- WHAT YOU SHOULD DO -
Every line of the data should be written out exactly, with the pictures left out.

##### DATA TO USE

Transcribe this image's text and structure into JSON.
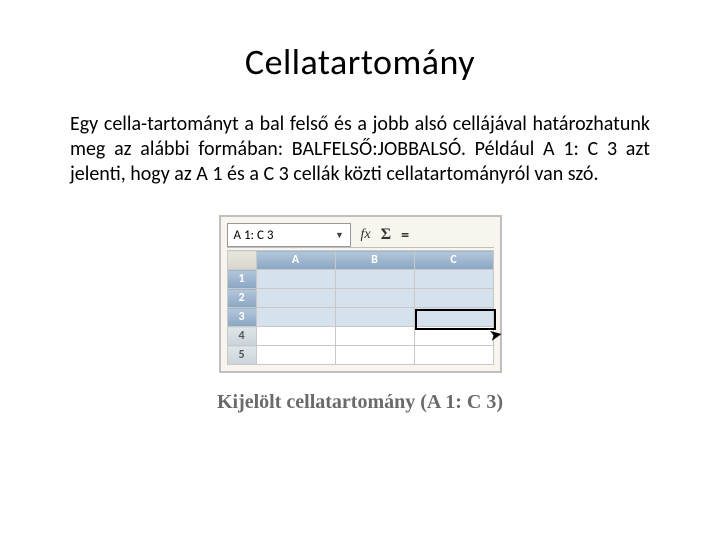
{
  "title": "Cellatartomány",
  "body": "Egy cella-tartományt a bal felső és a jobb alsó cellájával határozhatunk meg az alábbi formában: BALFELSŐ:JOBBALSÓ. Például A 1: C 3 azt jelenti, hogy az A 1 és a C 3 cellák közti cellatartományról van szó.",
  "sheet": {
    "namebox": "A 1: C 3",
    "fx": "fx",
    "sigma": "Σ",
    "eq": "=",
    "cols": [
      "A",
      "B",
      "C"
    ],
    "rows": [
      "1",
      "2",
      "3",
      "4",
      "5"
    ],
    "selected_cols": [
      0,
      1,
      2
    ],
    "selected_rows": [
      0,
      1,
      2
    ]
  },
  "caption": "Kijelölt cellatartomány (A 1: C 3)"
}
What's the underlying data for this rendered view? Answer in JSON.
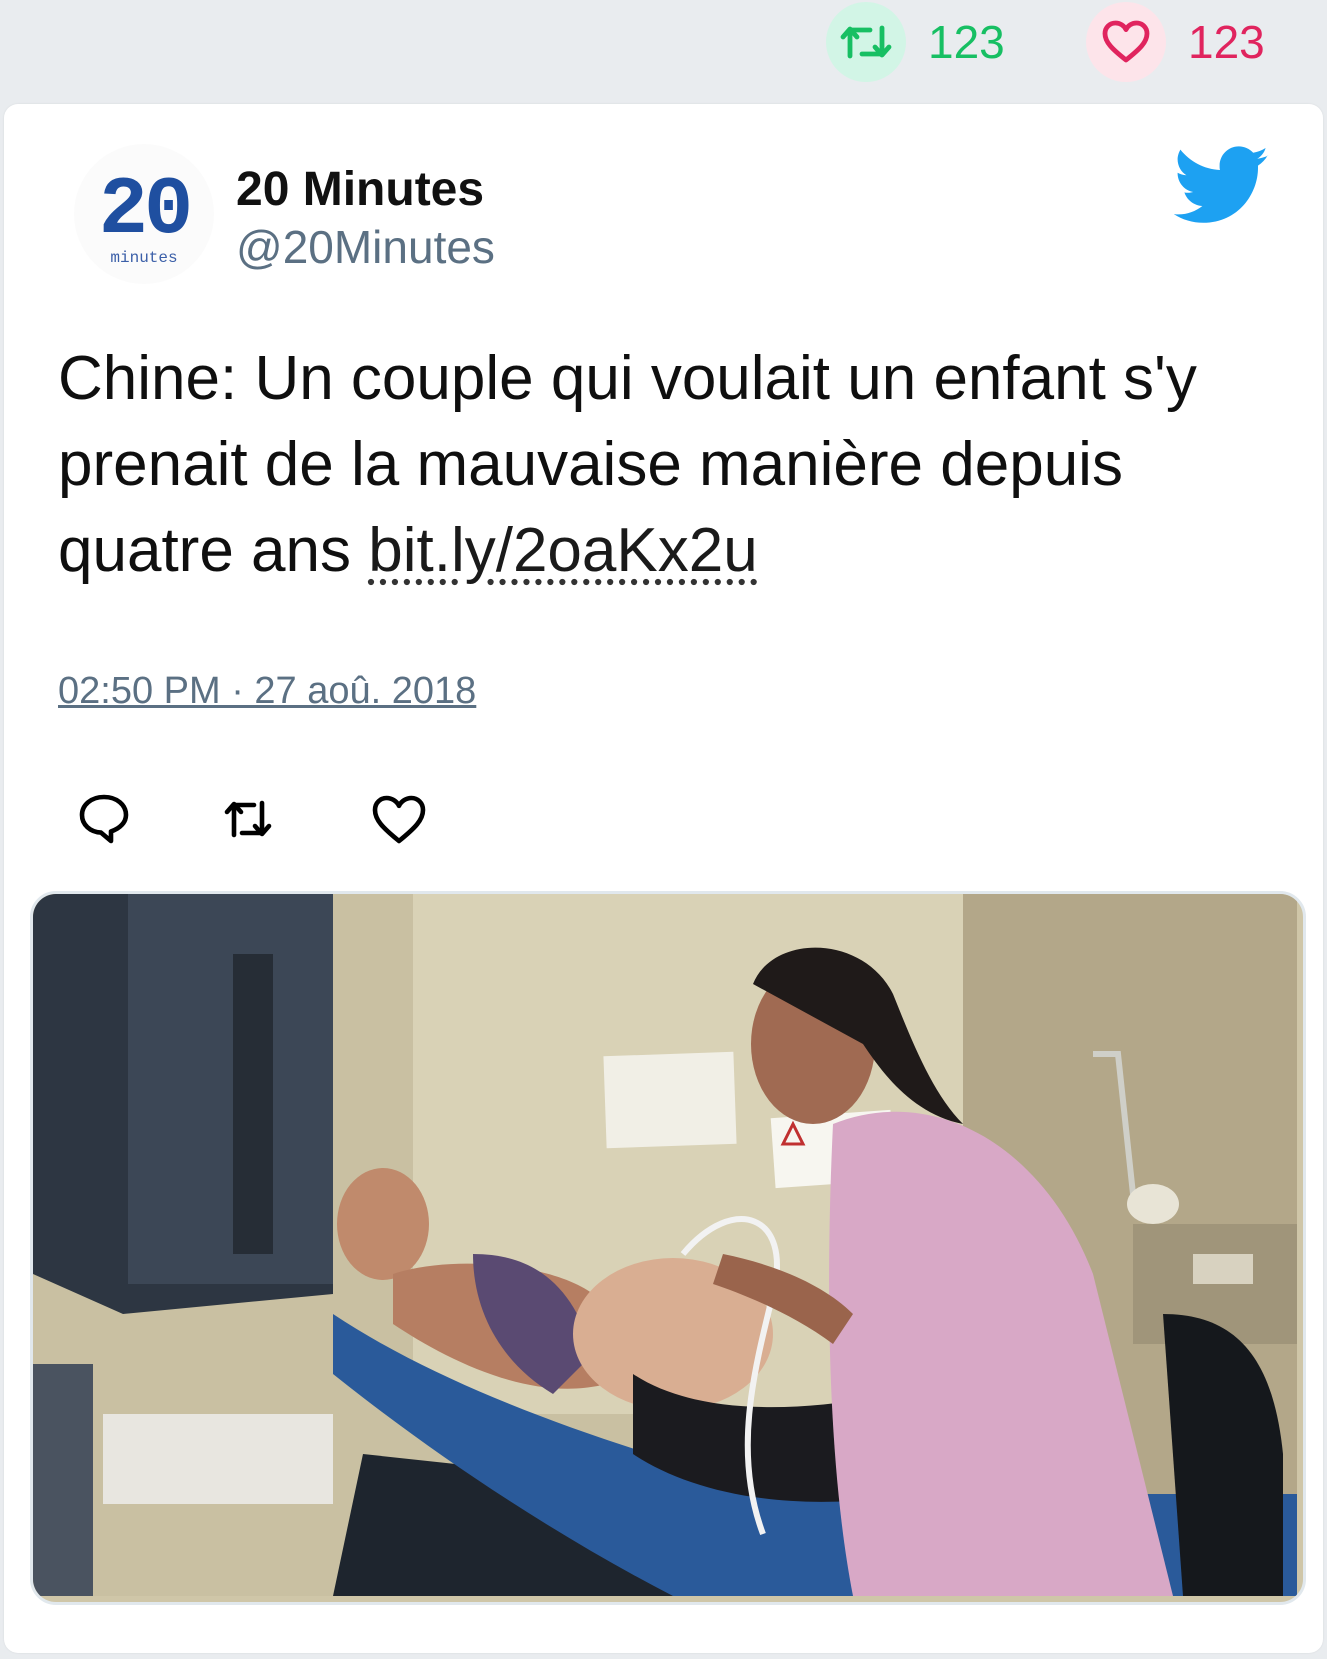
{
  "stats": {
    "retweets": "123",
    "likes": "123",
    "retweet_color": "#17bf63",
    "like_color": "#e0245e"
  },
  "author": {
    "name": "20 Minutes",
    "handle": "@20Minutes",
    "avatar_number": "20",
    "avatar_word": "minutes"
  },
  "tweet": {
    "text": "Chine: Un couple qui voulait un enfant s'y prenait de la mauvaise manière depuis quatre ans",
    "link": "bit.ly/2oaKx2u",
    "timestamp": "02:50 PM · 27 aoû. 2018"
  },
  "icons": {
    "brand": "twitter-bird-icon",
    "actions": [
      "reply-icon",
      "retweet-icon",
      "like-icon"
    ]
  },
  "media": {
    "subject": "ultrasound-exam-photo"
  }
}
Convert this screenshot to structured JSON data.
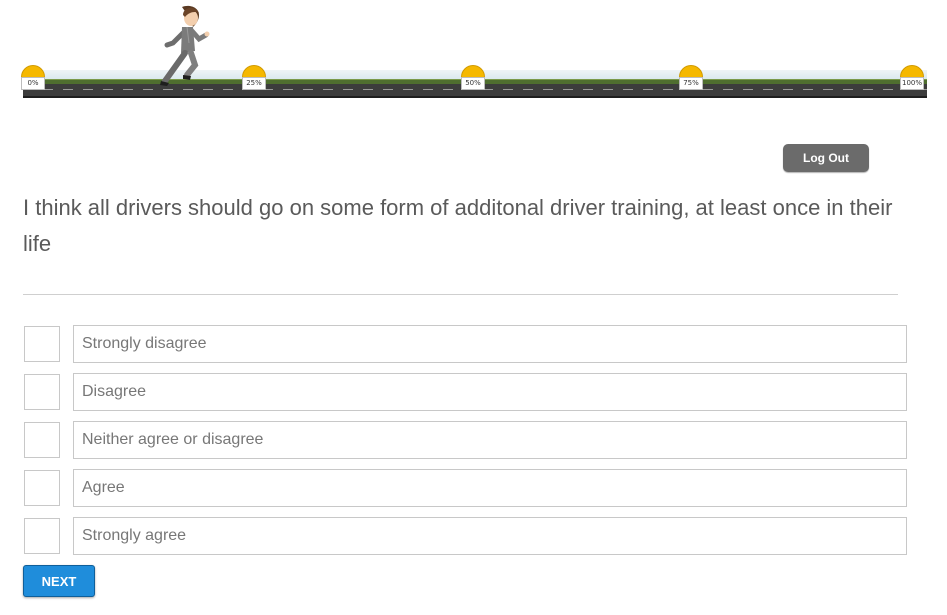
{
  "progress": {
    "current_fraction": 0.16,
    "milestones": [
      "0%",
      "25%",
      "50%",
      "75%",
      "100%"
    ]
  },
  "icons": {
    "runner": "running-woman-icon",
    "milestone": "milestone-marker-icon"
  },
  "colors": {
    "next_button": "#1f8ddb",
    "logout_button": "#6b6b6b",
    "milestone": "#f5b800"
  },
  "header": {
    "logout_label": "Log Out"
  },
  "question": {
    "text": "I think all drivers should go on some form of additonal driver training, at least once in their life"
  },
  "options": [
    {
      "label": "Strongly disagree",
      "checked": false
    },
    {
      "label": "Disagree",
      "checked": false
    },
    {
      "label": "Neither agree or disagree",
      "checked": false
    },
    {
      "label": "Agree",
      "checked": false
    },
    {
      "label": "Strongly agree",
      "checked": false
    }
  ],
  "footer": {
    "next_label": "NEXT"
  }
}
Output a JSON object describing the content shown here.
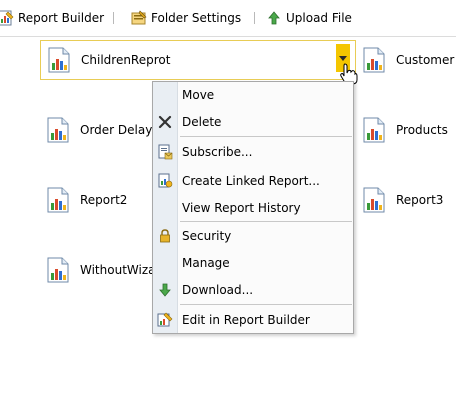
{
  "toolbar": {
    "items": [
      {
        "label": "Report Builder",
        "icon": "report-builder-icon"
      },
      {
        "label": "Folder Settings",
        "icon": "folder-settings-icon"
      },
      {
        "label": "Upload File",
        "icon": "upload-icon"
      }
    ]
  },
  "reports": [
    {
      "name": "ChildrenReprot",
      "selected": true
    },
    {
      "name": "Customer C"
    },
    {
      "name": "Order Delays"
    },
    {
      "name": "Products"
    },
    {
      "name": "Report2"
    },
    {
      "name": "Report3"
    },
    {
      "name": "WithoutWiza"
    }
  ],
  "context_menu": {
    "items": [
      {
        "label": "Move",
        "icon": ""
      },
      {
        "label": "Delete",
        "icon": "delete-x-icon"
      },
      {
        "label": "Subscribe...",
        "icon": "subscribe-icon"
      },
      {
        "label": "Create Linked Report...",
        "icon": "linked-report-icon"
      },
      {
        "label": "View Report History",
        "icon": ""
      },
      {
        "label": "Security",
        "icon": "lock-icon"
      },
      {
        "label": "Manage",
        "icon": ""
      },
      {
        "label": "Download...",
        "icon": "download-arrow-icon"
      },
      {
        "label": "Edit in Report Builder",
        "icon": "edit-report-icon"
      }
    ]
  },
  "colors": {
    "dropdown_accent": "#f4c600",
    "selected_border": "#e8cc55",
    "menu_gutter": "#e9eef3"
  }
}
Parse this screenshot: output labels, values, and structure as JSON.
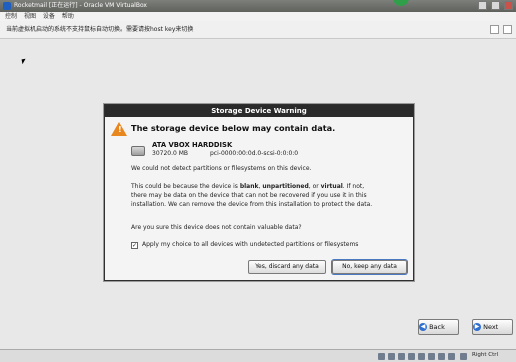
{
  "window": {
    "title": "Rocketmail [正在运行] - Oracle VM VirtualBox",
    "menu": [
      "控制",
      "视图",
      "设备",
      "帮助"
    ],
    "notification": "当前虚拟机启动的系统不支持鼠标自动切换。需要请按host key来切换"
  },
  "dialog": {
    "title": "Storage Device Warning",
    "headline": "The storage device below may contain data.",
    "device_name": "ATA VBOX HARDDISK",
    "device_size": "30720.0 MB",
    "device_path": "pci-0000:00:0d.0-scsi-0:0:0:0",
    "para1": "We could not detect partitions or filesystems on this device.",
    "para2_a": "This could be because the device is ",
    "para2_b1": "blank",
    "para2_sep1": ", ",
    "para2_b2": "unpartitioned",
    "para2_sep2": ", or ",
    "para2_b3": "virtual",
    "para2_c": ". If not, there may be data on the device that can not be recovered if you use it in this installation. We can remove the device from this installation to protect the data.",
    "question": "Are you sure this device does not contain valuable data?",
    "checkbox_label": "Apply my choice to all devices with undetected partitions or filesystems",
    "checkbox_checked": true,
    "discard_label": "Yes, discard any data",
    "keep_label": "No, keep any data"
  },
  "nav": {
    "back_label": "Back",
    "next_label": "Next"
  },
  "statusbar": {
    "host_key": "Right Ctrl"
  }
}
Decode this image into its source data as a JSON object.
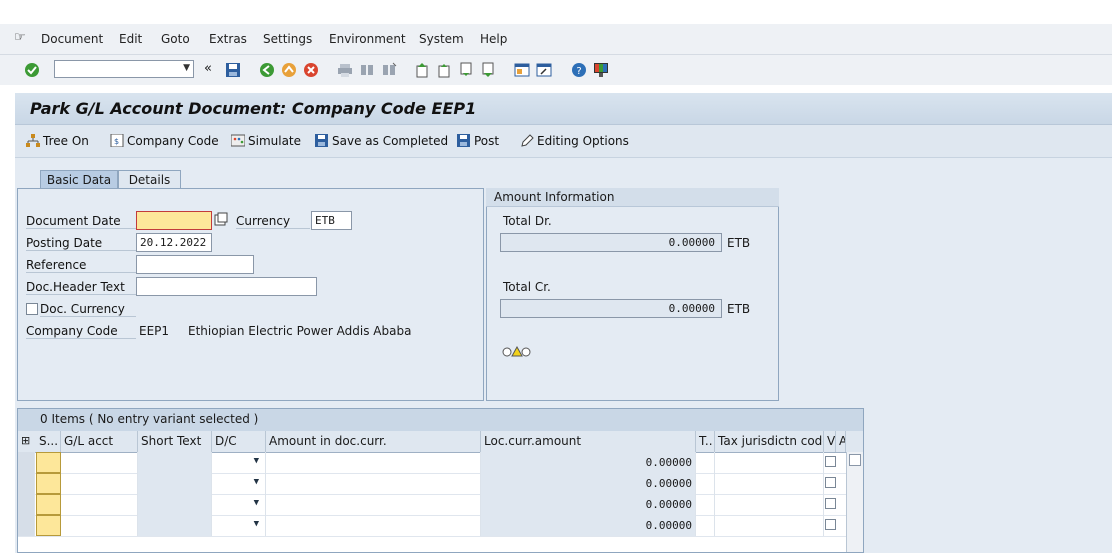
{
  "menu": {
    "items": [
      "Document",
      "Edit",
      "Goto",
      "Extras",
      "Settings",
      "Environment",
      "System",
      "Help"
    ]
  },
  "window": {
    "title": "Park G/L Account Document: Company Code EEP1"
  },
  "toolbar": {
    "command_value": "",
    "icons": [
      "enter-icon",
      "save-icon",
      "back-icon",
      "exit-icon",
      "cancel-icon",
      "print-icon",
      "find-icon",
      "find-next-icon",
      "first-page-icon",
      "prev-page-icon",
      "next-page-icon",
      "last-page-icon",
      "new-session-icon",
      "shortcut-icon",
      "help-icon",
      "layout-icon"
    ]
  },
  "app_toolbar": {
    "tree_on": "Tree On",
    "company_code": "Company Code",
    "simulate": "Simulate",
    "save_completed": "Save as Completed",
    "post": "Post",
    "editing_options": "Editing Options"
  },
  "tabs": {
    "basic_data": "Basic Data",
    "details": "Details"
  },
  "basic": {
    "document_date_label": "Document Date",
    "document_date_value": "",
    "currency_label": "Currency",
    "currency_value": "ETB",
    "posting_date_label": "Posting Date",
    "posting_date_value": "20.12.2022",
    "reference_label": "Reference",
    "reference_value": "",
    "header_text_label": "Doc.Header Text",
    "header_text_value": "",
    "doc_currency_label": "Doc. Currency",
    "company_code_label": "Company Code",
    "company_code_value": "EEP1",
    "company_name": "Ethiopian Electric Power Addis Ababa"
  },
  "amount_info": {
    "title": "Amount Information",
    "total_dr_label": "Total Dr.",
    "total_dr_value": "0.00000",
    "total_dr_currency": "ETB",
    "total_cr_label": "Total Cr.",
    "total_cr_value": "0.00000",
    "total_cr_currency": "ETB"
  },
  "items_table": {
    "title": "0 Items ( No entry variant selected )",
    "headers": {
      "s": "S...",
      "gl_acct": "G/L acct",
      "short_text": "Short Text",
      "dc": "D/C",
      "amount_doc": "Amount in doc.curr.",
      "loc_amount": "Loc.curr.amount",
      "t": "T..",
      "tax_jur": "Tax jurisdictn code",
      "v": "V",
      "a": "A"
    },
    "rows": [
      {
        "loc_amount": "0.00000"
      },
      {
        "loc_amount": "0.00000"
      },
      {
        "loc_amount": "0.00000"
      },
      {
        "loc_amount": "0.00000"
      }
    ]
  },
  "colors": {
    "required_field": "#fde79a",
    "title_bar": "#c9d7e6",
    "panel": "#e4ebf3"
  }
}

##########

- ANSWER TO THE PROBLEM -
Transcribe this image's text and structure into JSON.
{
  "title": "Cellatartomány",
  "body": "Egy cella-tartományt a bal felső és a jobb alsó cellájával határozhatunk meg az alábbi formában: BALFELSŐ:JOBBALSÓ. Például A 1: C 3 azt jelenti, hogy az A 1 és a C 3 cellák közti cellatartományról van szó.",
  "sheet": {
    "namebox": "A 1: C 3",
    "fx": "fx",
    "sigma": "Σ",
    "eq": "=",
    "cols": [
      "A",
      "B",
      "C"
    ],
    "rows": [
      "1",
      "2",
      "3",
      "4",
      "5"
    ],
    "selected_cols": [
      0,
      1,
      2
    ],
    "selected_rows": [
      0,
      1,
      2
    ]
  },
  "caption": "Kijelölt cellatartomány (A 1: C 3)"
}
What's the underlying data for this rendered view? Answer in JSON.
{
  "stats": {
    "retweets": "123",
    "likes": "123",
    "retweet_color": "#17bf63",
    "like_color": "#e0245e"
  },
  "author": {
    "name": "20 Minutes",
    "handle": "@20Minutes",
    "avatar_number": "20",
    "avatar_word": "minutes"
  },
  "tweet": {
    "text": "Chine: Un couple qui voulait un enfant s'y prenait de la mauvaise manière depuis quatre ans",
    "link": "bit.ly/2oaKx2u",
    "timestamp": "02:50 PM · 27 aoû. 2018"
  },
  "icons": {
    "brand": "twitter-bird-icon",
    "actions": [
      "reply-icon",
      "retweet-icon",
      "like-icon"
    ]
  },
  "media": {
    "subject": "ultrasound-exam-photo"
  }
}
Convert this screenshot to structured JSON data.
{
  "progress": {
    "current_fraction": 0.16,
    "milestones": [
      "0%",
      "25%",
      "50%",
      "75%",
      "100%"
    ]
  },
  "icons": {
    "runner": "running-woman-icon",
    "milestone": "milestone-marker-icon"
  },
  "colors": {
    "next_button": "#1f8ddb",
    "logout_button": "#6b6b6b",
    "milestone": "#f5b800"
  },
  "header": {
    "logout_label": "Log Out"
  },
  "question": {
    "text": "I think all drivers should go on some form of additonal driver training, at least once in their life"
  },
  "options": [
    {
      "label": "Strongly disagree",
      "checked": false
    },
    {
      "label": "Disagree",
      "checked": false
    },
    {
      "label": "Neither agree or disagree",
      "checked": false
    },
    {
      "label": "Agree",
      "checked": false
    },
    {
      "label": "Strongly agree",
      "checked": false
    }
  ],
  "footer": {
    "next_label": "NEXT"
  }
}
Output a JSON object describing the content shown here.
{
  "toolbar": {
    "items": [
      {
        "label": "Report Builder",
        "icon": "report-builder-icon"
      },
      {
        "label": "Folder Settings",
        "icon": "folder-settings-icon"
      },
      {
        "label": "Upload File",
        "icon": "upload-icon"
      }
    ]
  },
  "reports": [
    {
      "name": "ChildrenReprot",
      "selected": true
    },
    {
      "name": "Customer C"
    },
    {
      "name": "Order Delays"
    },
    {
      "name": "Products"
    },
    {
      "name": "Report2"
    },
    {
      "name": "Report3"
    },
    {
      "name": "WithoutWiza"
    }
  ],
  "context_menu": {
    "items": [
      {
        "label": "Move",
        "icon": ""
      },
      {
        "label": "Delete",
        "icon": "delete-x-icon"
      },
      {
        "label": "Subscribe...",
        "icon": "subscribe-icon"
      },
      {
        "label": "Create Linked Report...",
        "icon": "linked-report-icon"
      },
      {
        "label": "View Report History",
        "icon": ""
      },
      {
        "label": "Security",
        "icon": "lock-icon"
      },
      {
        "label": "Manage",
        "icon": ""
      },
      {
        "label": "Download...",
        "icon": "download-arrow-icon"
      },
      {
        "label": "Edit in Report Builder",
        "icon": "edit-report-icon"
      }
    ]
  },
  "colors": {
    "dropdown_accent": "#f4c600",
    "selected_border": "#e8cc55",
    "menu_gutter": "#e9eef3"
  }
}
Parse this screenshot: output labels, values, and structure as JSON.
{
  "window": {
    "title": "Rocketmail [正在运行] - Oracle VM VirtualBox",
    "menu": [
      "控制",
      "视图",
      "设备",
      "帮助"
    ],
    "notification": "当前虚拟机启动的系统不支持鼠标自动切换。需要请按host key来切换"
  },
  "dialog": {
    "title": "Storage Device Warning",
    "headline": "The storage device below may contain data.",
    "device_name": "ATA VBOX HARDDISK",
    "device_size": "30720.0 MB",
    "device_path": "pci-0000:00:0d.0-scsi-0:0:0:0",
    "para1": "We could not detect partitions or filesystems on this device.",
    "para2_a": "This could be because the device is ",
    "para2_b1": "blank",
    "para2_sep1": ", ",
    "para2_b2": "unpartitioned",
    "para2_sep2": ", or ",
    "para2_b3": "virtual",
    "para2_c": ". If not, there may be data on the device that can not be recovered if you use it in this installation. We can remove the device from this installation to protect the data.",
    "question": "Are you sure this device does not contain valuable data?",
    "checkbox_label": "Apply my choice to all devices with undetected partitions or filesystems",
    "checkbox_checked": true,
    "discard_label": "Yes, discard any data",
    "keep_label": "No, keep any data"
  },
  "nav": {
    "back_label": "Back",
    "next_label": "Next"
  },
  "statusbar": {
    "host_key": "Right Ctrl"
  }
}
Decode this image into its source data as a JSON object.
{
  "menu": {
    "items": [
      "Document",
      "Edit",
      "Goto",
      "Extras",
      "Settings",
      "Environment",
      "System",
      "Help"
    ]
  },
  "window": {
    "title": "Park G/L Account Document: Company Code EEP1"
  },
  "toolbar": {
    "command_value": "",
    "icons": [
      "enter-icon",
      "save-icon",
      "back-icon",
      "exit-icon",
      "cancel-icon",
      "print-icon",
      "find-icon",
      "find-next-icon",
      "first-page-icon",
      "prev-page-icon",
      "next-page-icon",
      "last-page-icon",
      "new-session-icon",
      "shortcut-icon",
      "help-icon",
      "layout-icon"
    ]
  },
  "app_toolbar": {
    "tree_on": "Tree On",
    "company_code": "Company Code",
    "simulate": "Simulate",
    "save_completed": "Save as Completed",
    "post": "Post",
    "editing_options": "Editing Options"
  },
  "tabs": {
    "basic_data": "Basic Data",
    "details": "Details"
  },
  "basic": {
    "document_date_label": "Document Date",
    "document_date_value": "",
    "currency_label": "Currency",
    "currency_value": "ETB",
    "posting_date_label": "Posting Date",
    "posting_date_value": "20.12.2022",
    "reference_label": "Reference",
    "reference_value": "",
    "header_text_label": "Doc.Header Text",
    "header_text_value": "",
    "doc_currency_label": "Doc. Currency",
    "company_code_label": "Company Code",
    "company_code_value": "EEP1",
    "company_name": "Ethiopian Electric Power Addis Ababa"
  },
  "amount_info": {
    "title": "Amount Information",
    "total_dr_label": "Total Dr.",
    "total_dr_value": "0.00000",
    "total_dr_currency": "ETB",
    "total_cr_label": "Total Cr.",
    "total_cr_value": "0.00000",
    "total_cr_currency": "ETB"
  },
  "items_table": {
    "title": "0 Items ( No entry variant selected )",
    "headers": {
      "s": "S...",
      "gl_acct": "G/L acct",
      "short_text": "Short Text",
      "dc": "D/C",
      "amount_doc": "Amount in doc.curr.",
      "loc_amount": "Loc.curr.amount",
      "t": "T..",
      "tax_jur": "Tax jurisdictn code",
      "v": "V",
      "a": "A"
    },
    "rows": [
      {
        "loc_amount": "0.00000"
      },
      {
        "loc_amount": "0.00000"
      },
      {
        "loc_amount": "0.00000"
      },
      {
        "loc_amount": "0.00000"
      }
    ]
  },
  "colors": {
    "required_field": "#fde79a",
    "title_bar": "#c9d7e6",
    "panel": "#e4ebf3"
  }
}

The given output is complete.